7.3 Your role in planning
There are four key steps to making a shared treatment
decision. First, know what you want from treatment. Do
you want a cure or symptom relief? What hardships
are you willing to accept to meet your goal? Second,
know your test results. This information can pinpoint
what’s important for you on websites and in books
and brochures. It can also clarify which treatments are
needed. Third, strive to have helpful talks with your
doctor. Prepare questions before your visit and ask
questions if your doctor isn’t clear. You can also record
your talks and get copies of your medical records. Fourth,
accept help from others. An active role doesn’t mean
going through it alone. Others can help you be active by
finding information, taking notes, asking questions, and
helping you talk through your options.
The time around a cancer diagnosis is very stressful.
People with cancer often want to get treated as soon as
possible. They want to make the cancer go away before
it spreads farther.

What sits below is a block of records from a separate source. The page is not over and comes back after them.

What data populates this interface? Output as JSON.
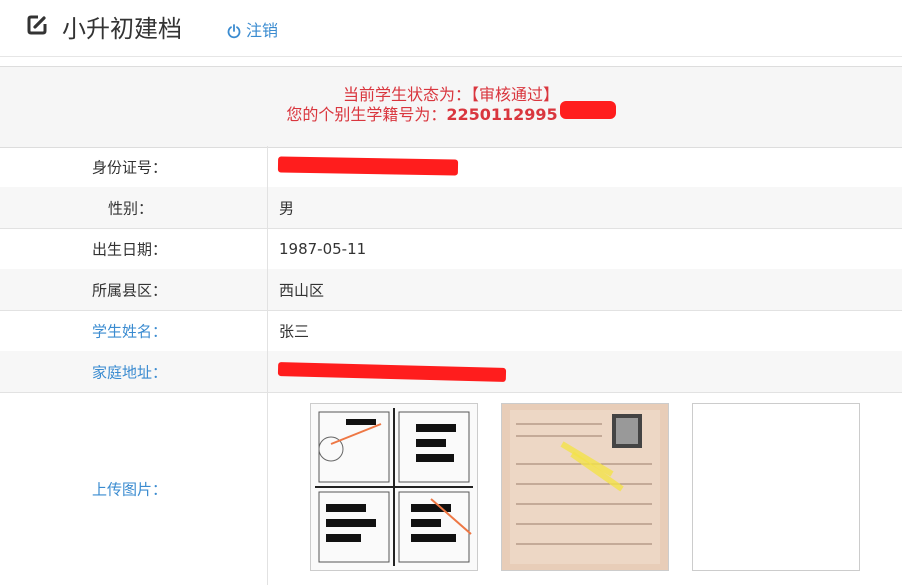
{
  "header": {
    "title": "小升初建档",
    "logout_label": "注销"
  },
  "status": {
    "line1": "当前学生状态为：【审核通过】",
    "line2_prefix": "您的个别生学籍号为：",
    "line2_number": "2250112995"
  },
  "fields": [
    {
      "label": "身份证号：",
      "value": ""
    },
    {
      "label": "性别：",
      "value": "男"
    },
    {
      "label": "出生日期：",
      "value": "1987-05-11"
    },
    {
      "label": "所属县区：",
      "value": "西山区"
    },
    {
      "label": "学生姓名：",
      "value": "张三"
    },
    {
      "label": "家庭地址：",
      "value": ""
    },
    {
      "label": "上传图片："
    }
  ],
  "colors": {
    "accent": "#3a8bd0",
    "alert": "#d9363e",
    "redaction": "#ff1d1d"
  },
  "photos": [
    "id-document-photo",
    "form-document-photo",
    "empty-photo-slot"
  ]
}
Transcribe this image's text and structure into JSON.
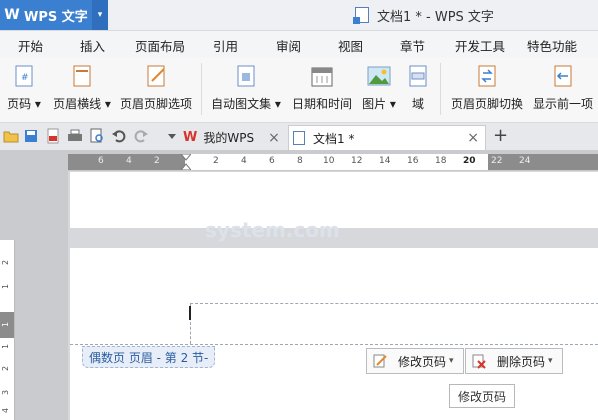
{
  "app": {
    "logo_letter": "W",
    "name": "WPS 文字",
    "dropdown_arrow": "▾"
  },
  "window": {
    "title": "文档1 * - WPS 文字"
  },
  "menu_tabs": [
    "开始",
    "插入",
    "页面布局",
    "引用",
    "审阅",
    "视图",
    "章节",
    "开发工具",
    "特色功能"
  ],
  "ribbon": {
    "buttons": [
      {
        "label": "页码",
        "icon": "page-number-icon",
        "dropdown": true
      },
      {
        "label": "页眉横线",
        "icon": "header-line-icon",
        "dropdown": true
      },
      {
        "label": "页眉页脚选项",
        "icon": "header-footer-options-icon",
        "dropdown": false
      },
      {
        "label": "自动图文集",
        "icon": "autotext-icon",
        "dropdown": true
      },
      {
        "label": "日期和时间",
        "icon": "calendar-icon",
        "dropdown": false
      },
      {
        "label": "图片",
        "icon": "picture-icon",
        "dropdown": true
      },
      {
        "label": "域",
        "icon": "field-icon",
        "dropdown": false
      },
      {
        "label": "页眉页脚切换",
        "icon": "header-footer-switch-icon",
        "dropdown": false
      },
      {
        "label": "显示前一项",
        "icon": "show-previous-icon",
        "dropdown": false
      }
    ],
    "dropdown_arrow": "▾"
  },
  "doc_tabs": [
    {
      "label": "我的WPS",
      "icon": "wps-logo-icon",
      "active": false
    },
    {
      "label": "文档1 *",
      "icon": "document-icon",
      "active": true
    }
  ],
  "tab_close": "×",
  "new_tab": "+",
  "ruler": {
    "ticks": [
      "6",
      "4",
      "2",
      "2",
      "4",
      "6",
      "8",
      "10",
      "12",
      "14",
      "16",
      "18",
      "20",
      "22",
      "24"
    ]
  },
  "vruler": {
    "ticks": [
      "2",
      "1",
      "1",
      "1",
      "2",
      "3",
      "4"
    ]
  },
  "header": {
    "label": "偶数页 页眉 - 第 2 节-"
  },
  "float_buttons": {
    "edit_page_number": "修改页码",
    "delete_page_number": "删除页码"
  },
  "tooltip": "修改页码",
  "watermark": "system.com",
  "colors": {
    "accent": "#3b7fd0",
    "header_label": "#2b5da0"
  }
}
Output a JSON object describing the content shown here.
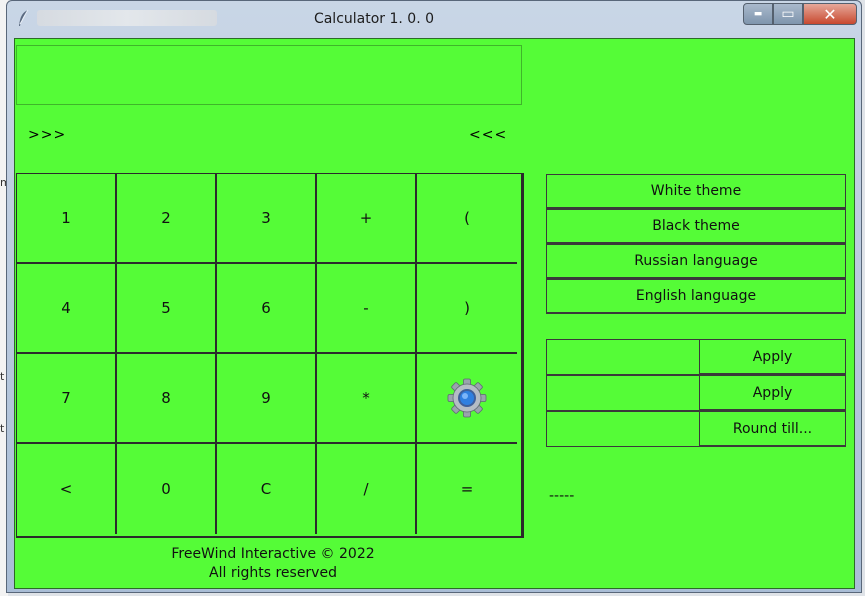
{
  "window": {
    "title": "Calculator 1. 0. 0",
    "minimize_glyph": "▬",
    "maximize_glyph": "▭",
    "close_glyph": "✕"
  },
  "display": {
    "value": ""
  },
  "nav": {
    "forward": ">>>",
    "back": "<<<"
  },
  "keypad": {
    "keys": [
      "1",
      "2",
      "3",
      "+",
      "(",
      "4",
      "5",
      "6",
      "-",
      ")",
      "7",
      "8",
      "9",
      "*",
      "",
      "<",
      "0",
      "C",
      "/",
      "="
    ],
    "settings_icon": "gear-icon"
  },
  "footer": {
    "line1": "FreeWind Interactive © 2022",
    "line2": "All rights reserved"
  },
  "theme_buttons": [
    "White theme",
    "Black theme",
    "Russian language",
    "English language"
  ],
  "inputs": [
    {
      "value": "",
      "button": "Apply"
    },
    {
      "value": "",
      "button": "Apply"
    },
    {
      "value": "",
      "button": "Round till..."
    }
  ],
  "status": "-----",
  "colors": {
    "background": "#55fc37",
    "border": "#2c2c2c",
    "text": "#111111"
  }
}
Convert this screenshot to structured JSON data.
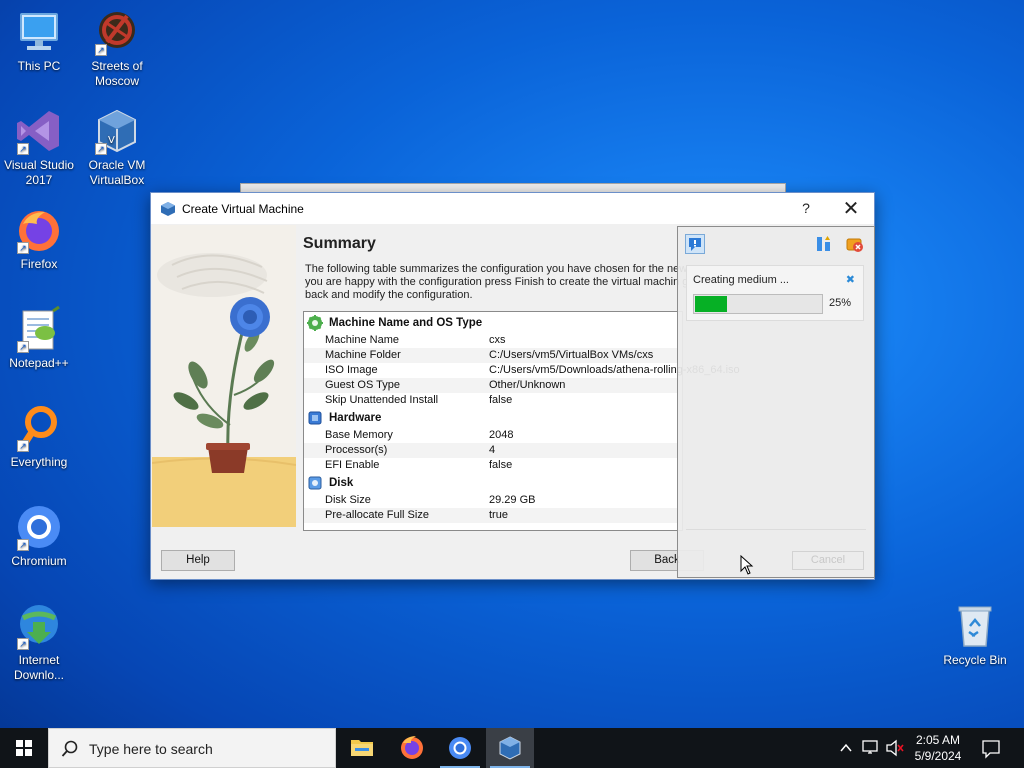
{
  "desktop_icons": [
    {
      "label": "This PC",
      "icon": "pc-icon"
    },
    {
      "label": "Streets of Moscow",
      "icon": "game-icon"
    },
    {
      "label": "Visual Studio 2017",
      "icon": "visual-studio-icon"
    },
    {
      "label": "Oracle VM VirtualBox",
      "icon": "virtualbox-icon"
    },
    {
      "label": "Firefox",
      "icon": "firefox-icon"
    },
    {
      "label": "Notepad++",
      "icon": "notepadpp-icon"
    },
    {
      "label": "Everything",
      "icon": "everything-icon"
    },
    {
      "label": "Chromium",
      "icon": "chromium-icon"
    },
    {
      "label": "Internet Downlo...",
      "icon": "idm-icon"
    },
    {
      "label": "Recycle Bin",
      "icon": "recycle-bin-icon"
    }
  ],
  "dialog": {
    "title": "Create Virtual Machine",
    "help_glyph": "?",
    "close_glyph": "✕",
    "summary_title": "Summary",
    "summary_desc": "The following table summarizes the configuration you have chosen for the new you are happy with the configuration press Finish to create the virtual machin go back and modify the configuration.",
    "sections": [
      {
        "title": "Machine Name and OS Type",
        "rows": [
          {
            "key": "Machine Name",
            "value": "cxs"
          },
          {
            "key": "Machine Folder",
            "value": "C:/Users/vm5/VirtualBox VMs/cxs"
          },
          {
            "key": "ISO Image",
            "value": "C:/Users/vm5/Downloads/athena-rolling-x86_64.iso"
          },
          {
            "key": "Guest OS Type",
            "value": "Other/Unknown"
          },
          {
            "key": "Skip Unattended Install",
            "value": "false"
          }
        ]
      },
      {
        "title": "Hardware",
        "rows": [
          {
            "key": "Base Memory",
            "value": "2048"
          },
          {
            "key": "Processor(s)",
            "value": "4"
          },
          {
            "key": "EFI Enable",
            "value": "false"
          }
        ]
      },
      {
        "title": "Disk",
        "rows": [
          {
            "key": "Disk Size",
            "value": "29.29 GB"
          },
          {
            "key": "Pre-allocate Full Size",
            "value": "true"
          }
        ]
      }
    ],
    "buttons": {
      "help": "Help",
      "back": "Back"
    }
  },
  "progress_panel": {
    "task_label": "Creating medium ...",
    "percent_text": "25%",
    "progress_fraction": 0.25,
    "cancel_label": "Cancel"
  },
  "taskbar": {
    "search_placeholder": "Type here to search",
    "time": "2:05 AM",
    "date": "5/9/2024",
    "apps": [
      "file-explorer-icon",
      "firefox-icon",
      "chromium-icon",
      "virtualbox-icon"
    ]
  },
  "colors": {
    "accent": "#0a63d8",
    "progress": "#06b025",
    "taskbar": "#101418"
  }
}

While cancer can’t be ignored, there is
time to think about and choose which treatment plan is
best for you.
You may wish to have another doctor review your
test results and the treatment plan your doctor has
recommended. This is called getting a 2nd opinion.
Multiple myeloma is a serious disease, and new
information may have been published about which
treatments are most effective and safe. You may
completely trust your doctor, but a 2nd opinion on which
treatment is right for you can help.
Copies of the pathology report, a DVD of the imaging
tests, and other test results need to be sent to the doctor
giving the 2nd opinion. Some people feel uneasy asking
for copies from their doctors. However, a 2nd opinion is
a normal part of cancer care. When doctors have cancer,
most will talk with more than one doctor before choosing
their treatment. What’s more, some health plans require
a 2nd opinion. If your health plan doesn’t cover the cost
of a 2nd opinion, you have the choice of paying for it
Choosing your cancer treatment is a very important
decision. It can affect your length and quality of life.
7.4 Getting a 2nd opinion